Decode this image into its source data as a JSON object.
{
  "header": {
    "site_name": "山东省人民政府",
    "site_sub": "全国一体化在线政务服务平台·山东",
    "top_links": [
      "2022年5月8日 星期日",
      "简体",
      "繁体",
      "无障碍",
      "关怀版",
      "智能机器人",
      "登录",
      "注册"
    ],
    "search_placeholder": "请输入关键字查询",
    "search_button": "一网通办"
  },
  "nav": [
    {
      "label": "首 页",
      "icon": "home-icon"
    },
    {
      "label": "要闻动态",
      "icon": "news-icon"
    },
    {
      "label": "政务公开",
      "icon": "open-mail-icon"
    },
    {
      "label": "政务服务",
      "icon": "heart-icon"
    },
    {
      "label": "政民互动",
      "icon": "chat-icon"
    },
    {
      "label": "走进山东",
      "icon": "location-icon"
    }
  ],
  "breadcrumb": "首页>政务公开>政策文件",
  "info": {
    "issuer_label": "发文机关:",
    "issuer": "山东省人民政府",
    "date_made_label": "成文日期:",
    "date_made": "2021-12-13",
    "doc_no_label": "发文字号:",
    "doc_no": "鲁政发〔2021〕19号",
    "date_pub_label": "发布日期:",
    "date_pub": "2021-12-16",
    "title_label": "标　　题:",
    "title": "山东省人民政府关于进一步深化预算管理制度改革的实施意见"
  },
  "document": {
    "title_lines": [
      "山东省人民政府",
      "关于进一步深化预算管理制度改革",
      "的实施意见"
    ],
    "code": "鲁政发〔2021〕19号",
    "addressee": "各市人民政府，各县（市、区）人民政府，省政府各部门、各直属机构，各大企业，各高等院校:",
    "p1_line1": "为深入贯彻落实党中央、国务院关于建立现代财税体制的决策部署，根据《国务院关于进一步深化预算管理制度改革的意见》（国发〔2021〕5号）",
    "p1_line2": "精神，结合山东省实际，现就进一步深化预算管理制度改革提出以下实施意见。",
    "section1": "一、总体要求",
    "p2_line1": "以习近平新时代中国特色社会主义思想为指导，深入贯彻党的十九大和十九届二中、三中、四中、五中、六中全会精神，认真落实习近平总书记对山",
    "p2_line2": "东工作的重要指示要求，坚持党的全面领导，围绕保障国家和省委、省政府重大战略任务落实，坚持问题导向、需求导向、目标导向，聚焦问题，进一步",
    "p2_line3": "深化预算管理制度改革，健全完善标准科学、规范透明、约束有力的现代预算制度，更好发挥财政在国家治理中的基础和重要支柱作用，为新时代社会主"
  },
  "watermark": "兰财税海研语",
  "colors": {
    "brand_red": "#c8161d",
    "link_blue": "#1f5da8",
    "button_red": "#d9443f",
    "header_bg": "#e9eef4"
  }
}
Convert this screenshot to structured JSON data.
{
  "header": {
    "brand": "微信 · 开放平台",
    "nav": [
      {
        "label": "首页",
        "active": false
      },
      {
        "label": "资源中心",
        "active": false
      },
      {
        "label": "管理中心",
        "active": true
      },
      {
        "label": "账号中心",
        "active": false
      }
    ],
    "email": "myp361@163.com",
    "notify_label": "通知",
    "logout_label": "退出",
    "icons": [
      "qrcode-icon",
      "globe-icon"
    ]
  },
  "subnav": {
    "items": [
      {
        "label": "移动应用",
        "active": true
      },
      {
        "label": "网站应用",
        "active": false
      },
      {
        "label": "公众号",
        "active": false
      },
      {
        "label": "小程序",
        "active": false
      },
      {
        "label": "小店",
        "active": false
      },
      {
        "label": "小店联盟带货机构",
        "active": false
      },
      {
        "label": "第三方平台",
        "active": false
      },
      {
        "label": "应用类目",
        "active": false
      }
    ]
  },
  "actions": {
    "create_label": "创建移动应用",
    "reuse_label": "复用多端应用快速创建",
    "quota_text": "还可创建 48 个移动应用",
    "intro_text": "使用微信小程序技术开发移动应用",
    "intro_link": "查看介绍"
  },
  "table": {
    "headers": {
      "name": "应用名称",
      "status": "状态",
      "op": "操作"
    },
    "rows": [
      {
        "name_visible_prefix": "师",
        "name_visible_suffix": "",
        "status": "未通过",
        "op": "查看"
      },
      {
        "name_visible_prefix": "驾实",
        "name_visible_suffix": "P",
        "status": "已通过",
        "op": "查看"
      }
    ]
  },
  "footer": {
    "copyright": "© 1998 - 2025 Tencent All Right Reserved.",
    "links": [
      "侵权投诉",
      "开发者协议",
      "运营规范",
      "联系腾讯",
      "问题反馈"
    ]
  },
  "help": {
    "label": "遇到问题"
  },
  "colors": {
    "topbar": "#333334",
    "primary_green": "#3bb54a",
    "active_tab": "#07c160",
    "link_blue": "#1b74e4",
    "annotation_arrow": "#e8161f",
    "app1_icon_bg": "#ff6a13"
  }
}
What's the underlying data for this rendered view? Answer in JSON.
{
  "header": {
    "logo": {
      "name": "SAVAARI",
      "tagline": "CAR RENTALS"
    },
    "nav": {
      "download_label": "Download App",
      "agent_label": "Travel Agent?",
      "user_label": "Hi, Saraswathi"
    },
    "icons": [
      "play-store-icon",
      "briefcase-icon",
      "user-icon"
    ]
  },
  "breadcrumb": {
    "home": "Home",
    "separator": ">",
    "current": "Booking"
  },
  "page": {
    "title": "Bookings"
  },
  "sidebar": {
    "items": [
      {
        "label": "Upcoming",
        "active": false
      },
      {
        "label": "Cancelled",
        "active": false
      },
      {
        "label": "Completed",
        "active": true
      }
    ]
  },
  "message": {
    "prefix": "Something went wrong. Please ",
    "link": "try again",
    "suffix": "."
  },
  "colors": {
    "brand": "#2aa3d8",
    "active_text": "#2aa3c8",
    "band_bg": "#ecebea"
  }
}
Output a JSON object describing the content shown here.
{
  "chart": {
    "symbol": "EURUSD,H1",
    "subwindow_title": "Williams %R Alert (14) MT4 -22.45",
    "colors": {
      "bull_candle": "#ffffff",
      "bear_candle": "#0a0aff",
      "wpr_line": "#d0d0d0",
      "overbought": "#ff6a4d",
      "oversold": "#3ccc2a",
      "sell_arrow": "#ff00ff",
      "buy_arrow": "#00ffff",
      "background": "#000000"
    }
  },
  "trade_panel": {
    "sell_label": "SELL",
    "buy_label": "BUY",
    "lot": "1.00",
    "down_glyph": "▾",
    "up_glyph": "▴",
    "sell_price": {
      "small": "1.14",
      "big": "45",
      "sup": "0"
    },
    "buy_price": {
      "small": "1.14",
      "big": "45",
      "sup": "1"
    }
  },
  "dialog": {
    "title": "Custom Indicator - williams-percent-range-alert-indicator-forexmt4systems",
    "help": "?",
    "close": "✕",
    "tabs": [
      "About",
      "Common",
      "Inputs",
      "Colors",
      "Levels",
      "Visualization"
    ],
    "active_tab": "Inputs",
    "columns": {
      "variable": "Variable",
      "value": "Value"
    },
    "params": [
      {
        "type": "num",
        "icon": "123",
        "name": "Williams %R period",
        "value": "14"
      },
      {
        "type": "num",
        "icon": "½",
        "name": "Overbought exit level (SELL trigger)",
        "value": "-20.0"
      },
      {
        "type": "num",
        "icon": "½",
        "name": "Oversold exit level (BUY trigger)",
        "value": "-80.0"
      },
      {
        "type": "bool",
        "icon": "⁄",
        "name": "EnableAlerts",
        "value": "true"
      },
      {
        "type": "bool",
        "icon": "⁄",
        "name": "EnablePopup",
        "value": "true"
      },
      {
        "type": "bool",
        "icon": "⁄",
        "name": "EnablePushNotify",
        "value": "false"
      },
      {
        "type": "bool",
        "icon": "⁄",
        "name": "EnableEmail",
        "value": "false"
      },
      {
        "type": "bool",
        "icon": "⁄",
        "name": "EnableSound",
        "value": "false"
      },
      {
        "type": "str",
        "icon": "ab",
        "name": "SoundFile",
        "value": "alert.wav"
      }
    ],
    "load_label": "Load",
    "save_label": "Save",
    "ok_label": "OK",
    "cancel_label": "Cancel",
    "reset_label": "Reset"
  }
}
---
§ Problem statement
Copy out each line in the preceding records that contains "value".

§ Output of the exercise
      "value": "Value"
        "value": "14"
        "value": "-20.0"
        "value": "-80.0"
        "value": "true"
        "value": "true"
        "value": "false"
        "value": "false"
        "value": "false"
        "value": "alert.wav"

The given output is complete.